**TASK TO COMPLETE**: Your reply should hold only the lines from the records below where "username" occurs.

**DATASET RECORDS**:
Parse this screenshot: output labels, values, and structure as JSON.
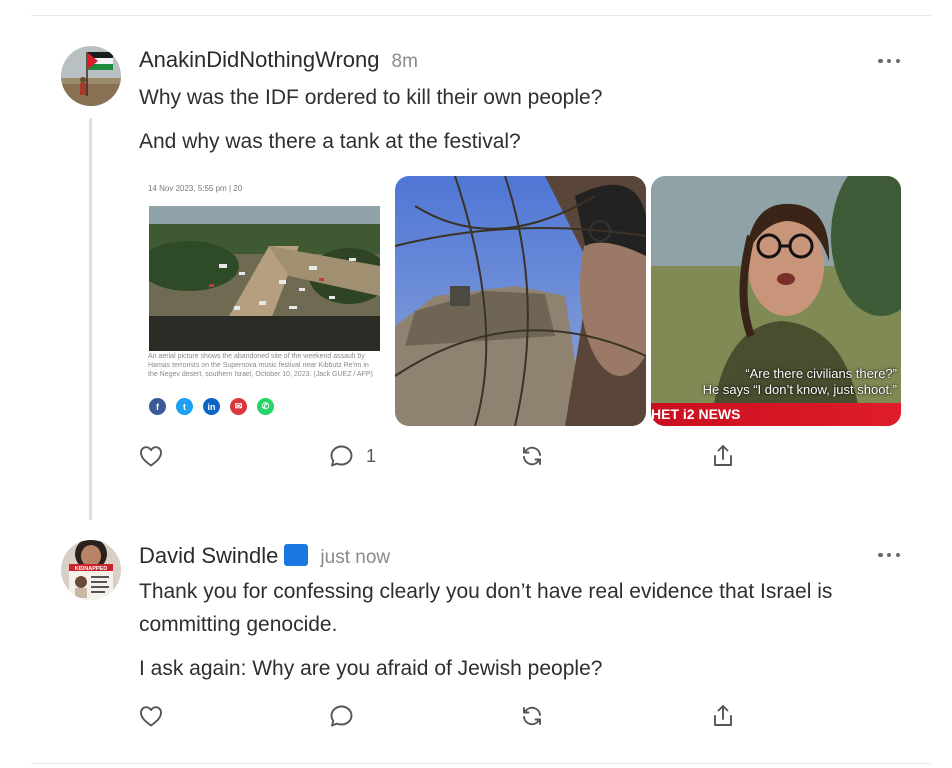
{
  "comments": [
    {
      "username": "AnakinDidNothingWrong",
      "timestamp": "8m",
      "paragraphs": [
        "Why was the IDF ordered to kill their own people?",
        "And why was there a tank at the festival?"
      ],
      "media": {
        "article": {
          "meta": "14 Nov 2023, 5:55 pm  |  20",
          "caption": "An aerial picture shows the abandoned site of the weekend assault by Hamas terrorists on the Supernova music festival near Kibbutz Re'im in the Negev desert, southern Israel, October 10, 2023. (Jack GUEZ / AFP)",
          "share_icons": [
            "facebook-icon",
            "twitter-icon",
            "linkedin-icon",
            "email-icon",
            "whatsapp-icon"
          ]
        },
        "video_subtitle_line1": "“Are there civilians there?”",
        "video_subtitle_line2": "He says “I don’t know, just shoot.”",
        "news_bar": "HET i2 NEWS"
      },
      "actions": {
        "like_icon": "heart-icon",
        "reply_icon": "comment-icon",
        "reply_count": "1",
        "restack_icon": "restack-icon",
        "share_icon": "share-icon"
      }
    },
    {
      "username": "David Swindle",
      "badge_icon": "blue-square-emoji",
      "timestamp": "just now",
      "paragraphs": [
        "Thank you for confessing clearly you don’t have real evidence that Israel is committing genocide.",
        "I ask again: Why are you afraid of Jewish people?"
      ],
      "avatar_text": "KIDNAPPED",
      "actions": {
        "like_icon": "heart-icon",
        "reply_icon": "comment-icon",
        "restack_icon": "restack-icon",
        "share_icon": "share-icon"
      }
    }
  ],
  "colors": {
    "text": "#2f2f2f",
    "muted": "#8a8a8a",
    "thread_line": "#dedede",
    "news_red": "#d8172a",
    "blue_square": "#1a78e0"
  }
}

**TASK OUTPUT**:
      "username": "AnakinDidNothingWrong",
      "username": "David Swindle",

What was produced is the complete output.